▶ [Work instructions]:
What you return must be every line below that includes the word "time".

(Items from an interface collection)
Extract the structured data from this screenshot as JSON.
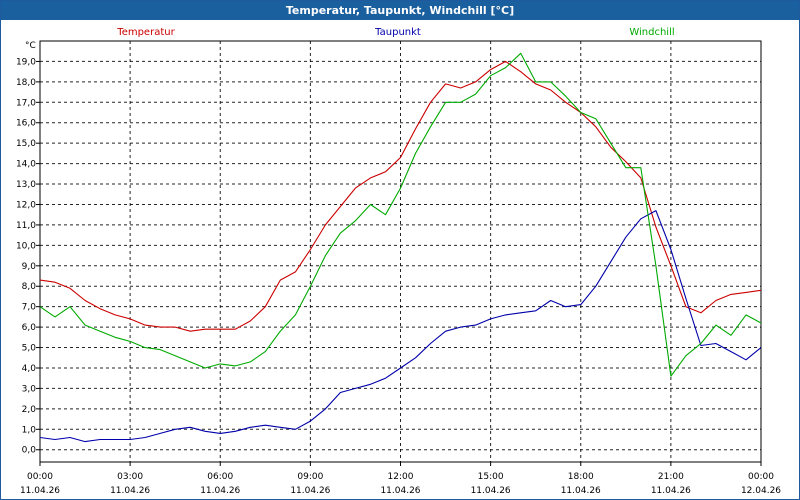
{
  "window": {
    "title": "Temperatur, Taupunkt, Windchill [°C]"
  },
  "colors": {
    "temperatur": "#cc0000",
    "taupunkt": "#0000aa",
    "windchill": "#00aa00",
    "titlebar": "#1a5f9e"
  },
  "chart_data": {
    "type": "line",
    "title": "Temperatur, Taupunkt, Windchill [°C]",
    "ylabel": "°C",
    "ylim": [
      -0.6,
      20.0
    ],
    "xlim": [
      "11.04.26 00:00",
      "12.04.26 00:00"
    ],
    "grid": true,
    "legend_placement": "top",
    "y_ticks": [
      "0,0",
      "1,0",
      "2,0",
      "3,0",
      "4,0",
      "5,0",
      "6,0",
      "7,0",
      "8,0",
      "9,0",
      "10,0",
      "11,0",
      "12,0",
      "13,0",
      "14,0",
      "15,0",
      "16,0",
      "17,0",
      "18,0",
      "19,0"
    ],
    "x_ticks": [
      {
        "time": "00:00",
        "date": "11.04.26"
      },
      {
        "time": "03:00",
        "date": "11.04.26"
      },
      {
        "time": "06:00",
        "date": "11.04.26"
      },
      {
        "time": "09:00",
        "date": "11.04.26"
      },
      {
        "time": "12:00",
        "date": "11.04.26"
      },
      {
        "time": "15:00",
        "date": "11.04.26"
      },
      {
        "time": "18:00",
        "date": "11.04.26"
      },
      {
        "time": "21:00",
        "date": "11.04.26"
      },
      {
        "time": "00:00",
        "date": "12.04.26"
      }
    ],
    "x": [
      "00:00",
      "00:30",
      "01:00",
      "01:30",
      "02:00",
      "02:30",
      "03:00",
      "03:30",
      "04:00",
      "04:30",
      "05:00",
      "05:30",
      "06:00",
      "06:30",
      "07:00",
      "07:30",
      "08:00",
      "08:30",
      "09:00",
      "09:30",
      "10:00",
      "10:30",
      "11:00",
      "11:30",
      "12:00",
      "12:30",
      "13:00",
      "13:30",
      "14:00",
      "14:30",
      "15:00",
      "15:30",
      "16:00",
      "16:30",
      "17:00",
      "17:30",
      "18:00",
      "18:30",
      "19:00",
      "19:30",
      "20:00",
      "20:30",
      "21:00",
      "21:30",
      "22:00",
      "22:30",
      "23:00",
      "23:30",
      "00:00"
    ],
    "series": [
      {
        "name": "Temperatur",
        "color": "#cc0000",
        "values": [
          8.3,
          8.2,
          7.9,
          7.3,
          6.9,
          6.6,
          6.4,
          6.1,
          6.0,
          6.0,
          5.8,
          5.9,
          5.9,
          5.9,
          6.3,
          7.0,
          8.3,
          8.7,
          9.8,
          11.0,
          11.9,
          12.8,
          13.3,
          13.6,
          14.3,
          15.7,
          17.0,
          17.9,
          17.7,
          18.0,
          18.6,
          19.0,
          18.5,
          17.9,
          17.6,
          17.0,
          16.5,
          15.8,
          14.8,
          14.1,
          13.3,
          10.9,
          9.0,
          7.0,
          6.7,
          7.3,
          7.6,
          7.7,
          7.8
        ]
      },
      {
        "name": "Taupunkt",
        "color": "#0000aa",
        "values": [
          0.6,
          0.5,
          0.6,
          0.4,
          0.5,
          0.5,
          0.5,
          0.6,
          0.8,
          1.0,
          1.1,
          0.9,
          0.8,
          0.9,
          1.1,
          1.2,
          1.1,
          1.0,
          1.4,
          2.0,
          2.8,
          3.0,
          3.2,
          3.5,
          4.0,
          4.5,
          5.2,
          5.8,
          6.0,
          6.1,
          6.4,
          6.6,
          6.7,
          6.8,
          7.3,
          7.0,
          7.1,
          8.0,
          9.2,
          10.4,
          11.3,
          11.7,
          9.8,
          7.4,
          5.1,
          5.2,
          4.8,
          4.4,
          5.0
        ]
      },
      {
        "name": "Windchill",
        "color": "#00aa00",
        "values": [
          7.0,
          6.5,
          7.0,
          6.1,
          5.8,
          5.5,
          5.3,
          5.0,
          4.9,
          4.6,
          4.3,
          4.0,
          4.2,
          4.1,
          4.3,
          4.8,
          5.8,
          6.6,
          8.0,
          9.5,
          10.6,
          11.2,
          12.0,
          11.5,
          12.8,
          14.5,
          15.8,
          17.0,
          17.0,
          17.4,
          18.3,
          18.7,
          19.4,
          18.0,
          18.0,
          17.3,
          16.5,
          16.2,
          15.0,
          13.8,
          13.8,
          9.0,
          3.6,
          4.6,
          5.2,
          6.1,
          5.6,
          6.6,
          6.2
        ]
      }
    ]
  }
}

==

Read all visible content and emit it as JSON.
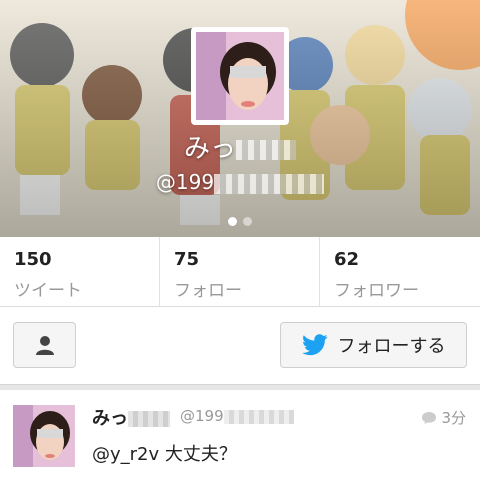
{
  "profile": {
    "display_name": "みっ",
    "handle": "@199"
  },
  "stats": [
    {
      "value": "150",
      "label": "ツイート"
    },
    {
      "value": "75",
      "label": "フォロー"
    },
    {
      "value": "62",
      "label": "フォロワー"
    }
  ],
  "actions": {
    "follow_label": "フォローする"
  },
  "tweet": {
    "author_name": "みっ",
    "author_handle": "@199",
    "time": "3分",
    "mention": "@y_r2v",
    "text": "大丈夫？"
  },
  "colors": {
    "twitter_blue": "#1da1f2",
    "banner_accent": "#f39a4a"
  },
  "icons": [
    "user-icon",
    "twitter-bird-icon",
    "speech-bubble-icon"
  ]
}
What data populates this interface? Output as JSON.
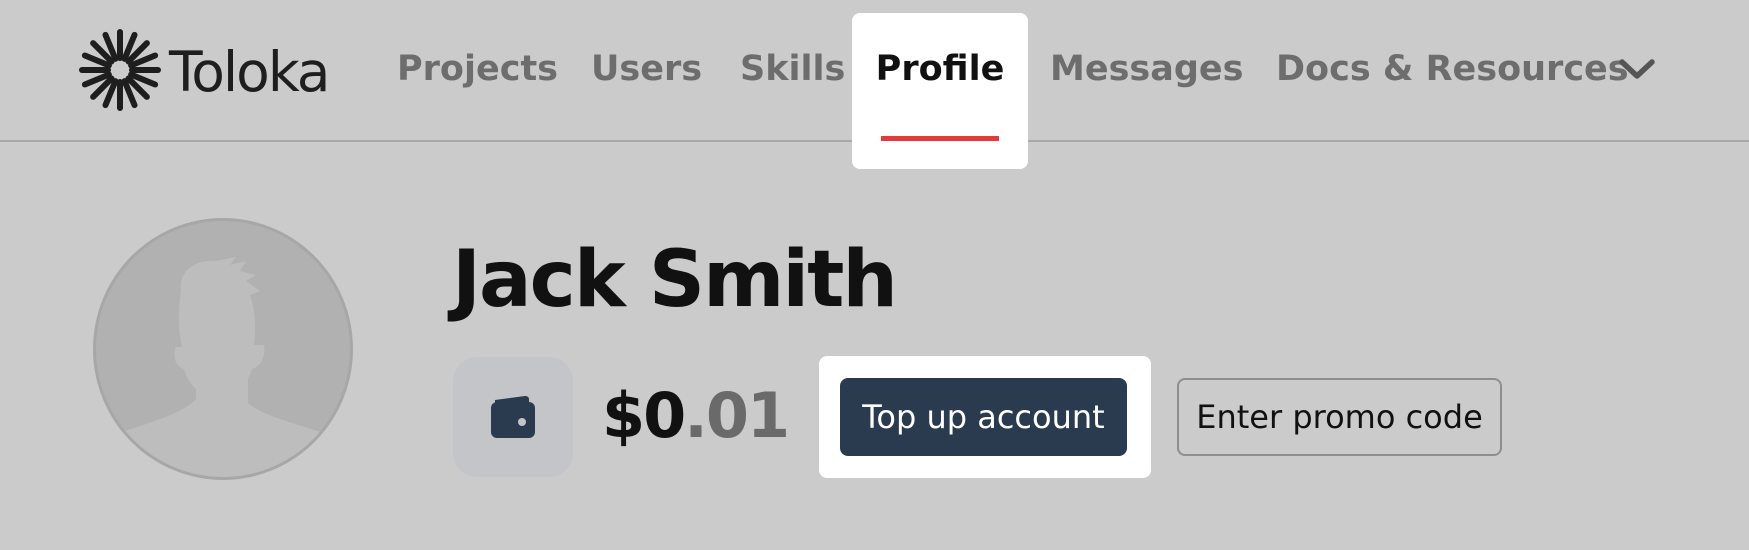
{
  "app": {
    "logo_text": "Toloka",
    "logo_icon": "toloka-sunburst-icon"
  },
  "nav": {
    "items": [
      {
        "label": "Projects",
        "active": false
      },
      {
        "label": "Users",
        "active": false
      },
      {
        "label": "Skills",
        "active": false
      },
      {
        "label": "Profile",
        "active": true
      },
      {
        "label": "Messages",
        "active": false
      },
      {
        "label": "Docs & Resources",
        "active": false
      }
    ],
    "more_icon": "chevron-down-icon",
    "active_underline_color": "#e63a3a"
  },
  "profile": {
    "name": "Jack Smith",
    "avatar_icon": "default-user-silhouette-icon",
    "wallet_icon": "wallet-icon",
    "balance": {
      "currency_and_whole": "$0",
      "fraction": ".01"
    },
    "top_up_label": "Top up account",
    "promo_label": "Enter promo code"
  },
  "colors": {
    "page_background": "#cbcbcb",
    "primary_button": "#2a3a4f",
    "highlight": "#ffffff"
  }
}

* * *

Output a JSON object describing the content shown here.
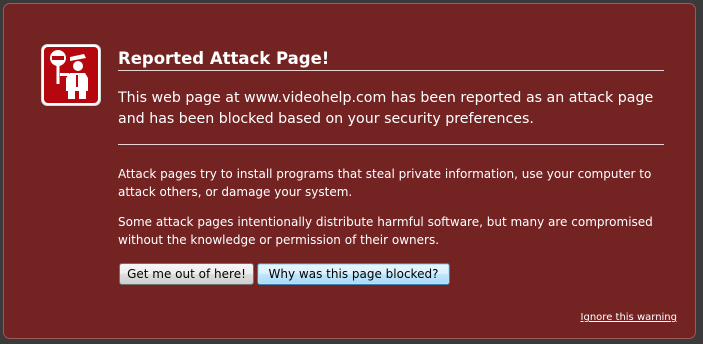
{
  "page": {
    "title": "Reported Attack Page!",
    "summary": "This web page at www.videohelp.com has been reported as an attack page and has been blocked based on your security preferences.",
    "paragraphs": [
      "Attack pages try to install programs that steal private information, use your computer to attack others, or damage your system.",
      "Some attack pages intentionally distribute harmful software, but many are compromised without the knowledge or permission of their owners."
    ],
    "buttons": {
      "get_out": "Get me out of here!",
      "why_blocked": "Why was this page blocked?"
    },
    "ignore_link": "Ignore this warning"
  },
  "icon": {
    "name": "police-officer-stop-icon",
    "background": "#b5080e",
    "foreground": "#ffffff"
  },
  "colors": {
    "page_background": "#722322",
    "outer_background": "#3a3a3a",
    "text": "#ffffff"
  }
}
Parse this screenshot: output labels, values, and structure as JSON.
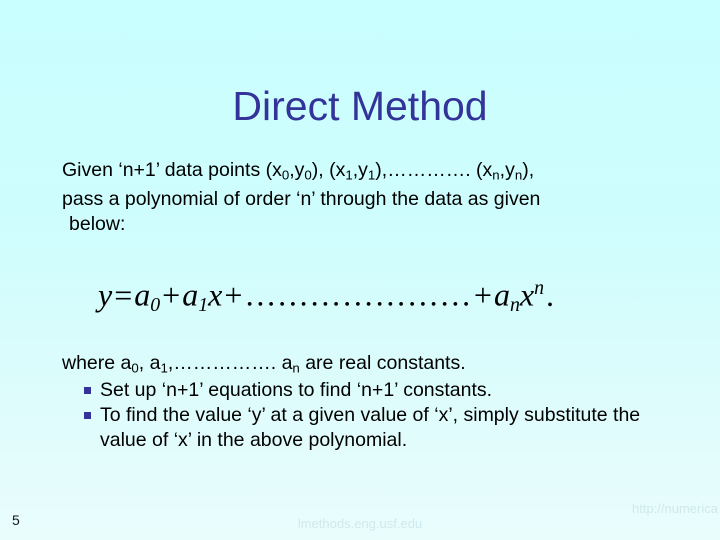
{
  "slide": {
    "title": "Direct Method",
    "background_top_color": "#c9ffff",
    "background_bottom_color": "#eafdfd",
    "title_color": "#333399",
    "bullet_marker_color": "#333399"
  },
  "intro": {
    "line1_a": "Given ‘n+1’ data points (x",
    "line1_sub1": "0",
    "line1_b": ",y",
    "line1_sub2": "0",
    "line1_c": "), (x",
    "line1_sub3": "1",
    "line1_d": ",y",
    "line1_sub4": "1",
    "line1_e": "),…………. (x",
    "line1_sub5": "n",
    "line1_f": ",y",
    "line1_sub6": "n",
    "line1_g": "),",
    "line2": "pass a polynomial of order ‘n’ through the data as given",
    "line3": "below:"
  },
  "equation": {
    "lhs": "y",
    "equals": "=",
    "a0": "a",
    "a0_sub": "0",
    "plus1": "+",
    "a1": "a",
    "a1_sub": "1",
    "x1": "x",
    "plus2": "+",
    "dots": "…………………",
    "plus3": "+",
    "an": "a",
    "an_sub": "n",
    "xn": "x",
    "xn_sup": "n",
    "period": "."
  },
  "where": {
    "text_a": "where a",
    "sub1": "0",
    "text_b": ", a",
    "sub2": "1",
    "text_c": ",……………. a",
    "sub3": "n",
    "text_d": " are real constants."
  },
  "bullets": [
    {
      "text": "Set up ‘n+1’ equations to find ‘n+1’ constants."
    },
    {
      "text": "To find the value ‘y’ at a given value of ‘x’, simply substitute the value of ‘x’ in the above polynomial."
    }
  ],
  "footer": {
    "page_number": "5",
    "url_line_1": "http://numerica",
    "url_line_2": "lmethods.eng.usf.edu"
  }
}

▶ [Answer below]:
        "time": "00:00",
        "time": "03:00",
        "time": "06:00",
        "time": "09:00",
        "time": "12:00",
        "time": "15:00",
        "time": "18:00",
        "time": "21:00",
        "time": "00:00",
    "time": "3分",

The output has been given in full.